— MATERIAL SHOWN —
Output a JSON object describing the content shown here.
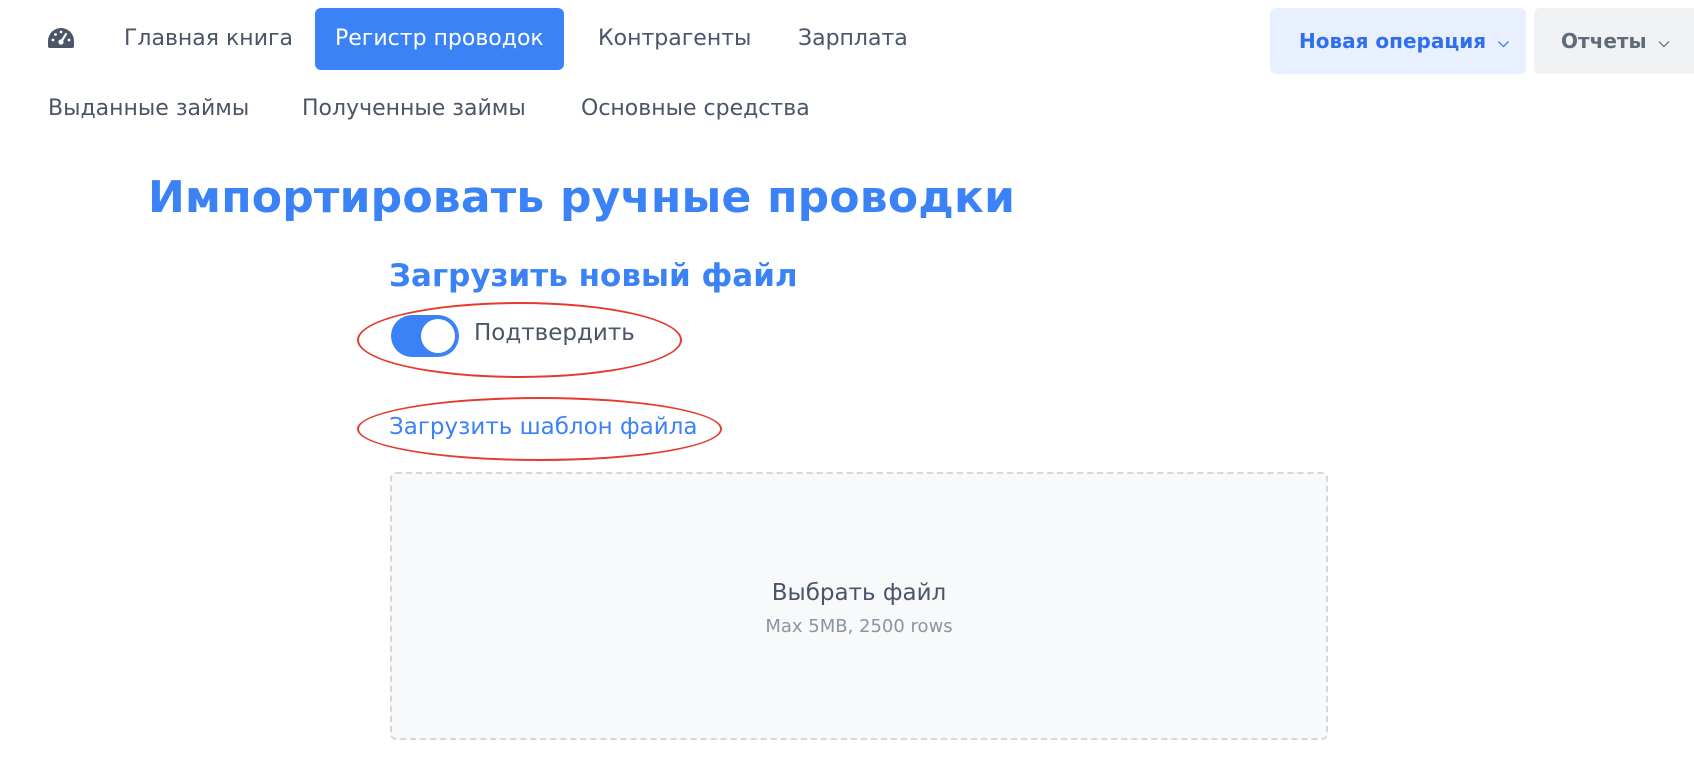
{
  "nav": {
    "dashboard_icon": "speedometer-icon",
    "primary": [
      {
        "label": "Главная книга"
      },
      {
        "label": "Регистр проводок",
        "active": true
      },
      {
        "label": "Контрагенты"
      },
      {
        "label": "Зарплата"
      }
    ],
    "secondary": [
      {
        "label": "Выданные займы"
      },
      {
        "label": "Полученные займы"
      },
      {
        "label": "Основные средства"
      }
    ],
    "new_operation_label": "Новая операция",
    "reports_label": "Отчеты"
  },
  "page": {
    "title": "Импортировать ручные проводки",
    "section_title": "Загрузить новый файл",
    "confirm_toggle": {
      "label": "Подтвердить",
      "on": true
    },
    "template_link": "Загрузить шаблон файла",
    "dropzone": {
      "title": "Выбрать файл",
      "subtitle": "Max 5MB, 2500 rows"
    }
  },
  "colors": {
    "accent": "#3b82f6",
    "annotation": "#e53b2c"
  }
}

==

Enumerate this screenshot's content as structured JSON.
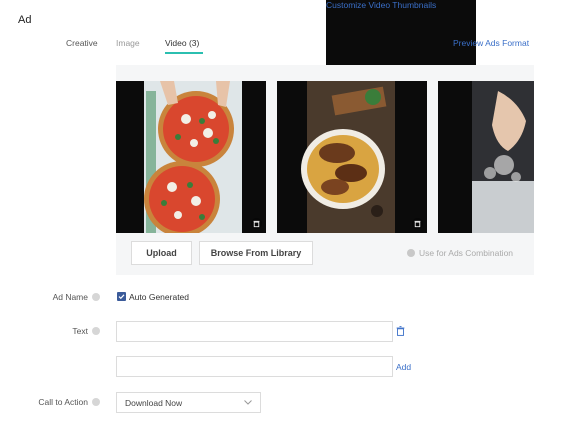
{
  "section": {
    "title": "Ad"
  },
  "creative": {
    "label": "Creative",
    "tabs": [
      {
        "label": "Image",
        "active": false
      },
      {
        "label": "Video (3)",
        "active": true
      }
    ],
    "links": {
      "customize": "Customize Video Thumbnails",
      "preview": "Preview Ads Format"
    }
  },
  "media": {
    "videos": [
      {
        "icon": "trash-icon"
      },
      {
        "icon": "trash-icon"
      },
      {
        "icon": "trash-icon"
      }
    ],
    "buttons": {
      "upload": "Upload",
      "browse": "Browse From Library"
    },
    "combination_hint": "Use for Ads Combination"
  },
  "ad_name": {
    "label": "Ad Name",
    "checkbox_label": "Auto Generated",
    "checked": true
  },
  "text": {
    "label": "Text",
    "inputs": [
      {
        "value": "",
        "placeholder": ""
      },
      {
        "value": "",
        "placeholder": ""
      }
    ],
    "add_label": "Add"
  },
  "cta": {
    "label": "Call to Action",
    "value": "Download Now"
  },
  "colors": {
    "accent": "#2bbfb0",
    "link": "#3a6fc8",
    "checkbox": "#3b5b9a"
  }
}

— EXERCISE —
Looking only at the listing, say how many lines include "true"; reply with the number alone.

— SOLUTION FOR THIS PROBLEM —
4